Data records for software interfaces:

----------------

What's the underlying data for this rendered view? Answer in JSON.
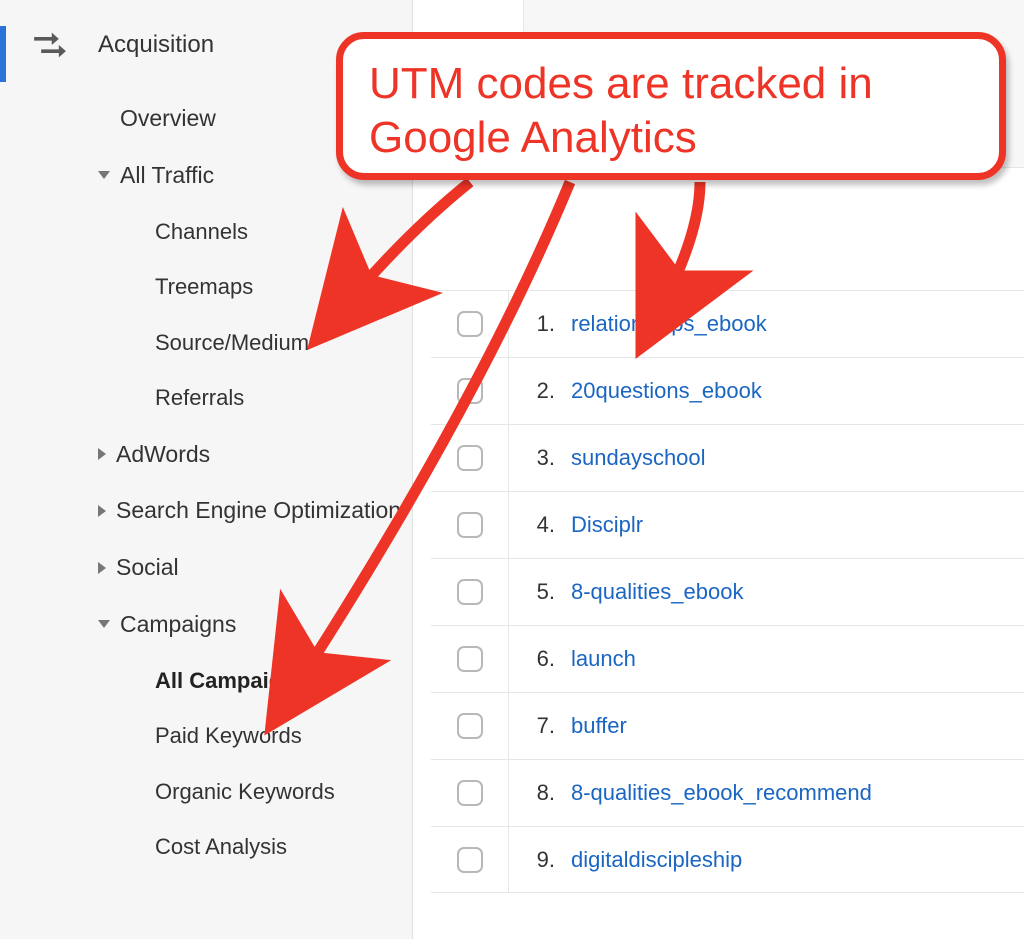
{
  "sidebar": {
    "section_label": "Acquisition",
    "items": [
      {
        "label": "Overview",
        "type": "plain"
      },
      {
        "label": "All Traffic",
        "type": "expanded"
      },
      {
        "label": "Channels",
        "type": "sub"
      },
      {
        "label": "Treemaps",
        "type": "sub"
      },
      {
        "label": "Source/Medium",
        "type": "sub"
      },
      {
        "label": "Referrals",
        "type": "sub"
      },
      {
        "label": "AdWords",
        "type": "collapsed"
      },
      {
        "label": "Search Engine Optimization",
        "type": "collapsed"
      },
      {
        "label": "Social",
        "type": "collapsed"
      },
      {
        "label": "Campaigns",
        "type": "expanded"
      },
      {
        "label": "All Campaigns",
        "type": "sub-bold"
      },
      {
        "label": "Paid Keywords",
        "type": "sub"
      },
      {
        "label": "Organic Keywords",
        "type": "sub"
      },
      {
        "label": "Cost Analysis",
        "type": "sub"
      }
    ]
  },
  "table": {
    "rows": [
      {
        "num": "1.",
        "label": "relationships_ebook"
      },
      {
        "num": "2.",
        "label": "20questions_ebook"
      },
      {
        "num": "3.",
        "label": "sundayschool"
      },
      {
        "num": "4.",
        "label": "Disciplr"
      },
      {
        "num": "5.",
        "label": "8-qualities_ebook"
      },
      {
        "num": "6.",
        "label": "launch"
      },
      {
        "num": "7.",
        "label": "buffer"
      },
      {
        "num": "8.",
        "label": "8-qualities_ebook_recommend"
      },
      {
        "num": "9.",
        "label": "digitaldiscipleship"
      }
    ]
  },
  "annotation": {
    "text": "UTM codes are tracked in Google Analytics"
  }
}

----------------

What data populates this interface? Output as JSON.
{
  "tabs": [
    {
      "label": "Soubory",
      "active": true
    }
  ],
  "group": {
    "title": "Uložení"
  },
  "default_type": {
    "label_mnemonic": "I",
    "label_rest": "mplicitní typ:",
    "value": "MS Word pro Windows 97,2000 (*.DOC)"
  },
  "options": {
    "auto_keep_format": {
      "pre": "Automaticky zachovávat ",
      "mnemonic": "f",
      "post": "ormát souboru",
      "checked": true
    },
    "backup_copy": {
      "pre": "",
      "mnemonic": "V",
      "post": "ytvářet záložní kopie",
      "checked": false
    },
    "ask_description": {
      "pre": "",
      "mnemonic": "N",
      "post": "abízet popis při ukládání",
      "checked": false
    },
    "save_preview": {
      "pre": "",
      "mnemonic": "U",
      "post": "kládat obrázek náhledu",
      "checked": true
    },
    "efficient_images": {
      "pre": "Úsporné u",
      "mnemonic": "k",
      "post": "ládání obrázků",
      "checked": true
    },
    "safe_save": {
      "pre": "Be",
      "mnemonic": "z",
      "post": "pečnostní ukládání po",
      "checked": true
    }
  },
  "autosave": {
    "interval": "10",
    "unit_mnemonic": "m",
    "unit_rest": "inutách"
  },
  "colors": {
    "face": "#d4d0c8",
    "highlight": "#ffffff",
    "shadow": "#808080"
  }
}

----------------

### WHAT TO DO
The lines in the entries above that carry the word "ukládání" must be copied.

### COMPLETED EXERCISE
      "post": "abízet popis při ukládání",
      "post": "pečnostní ukládání po",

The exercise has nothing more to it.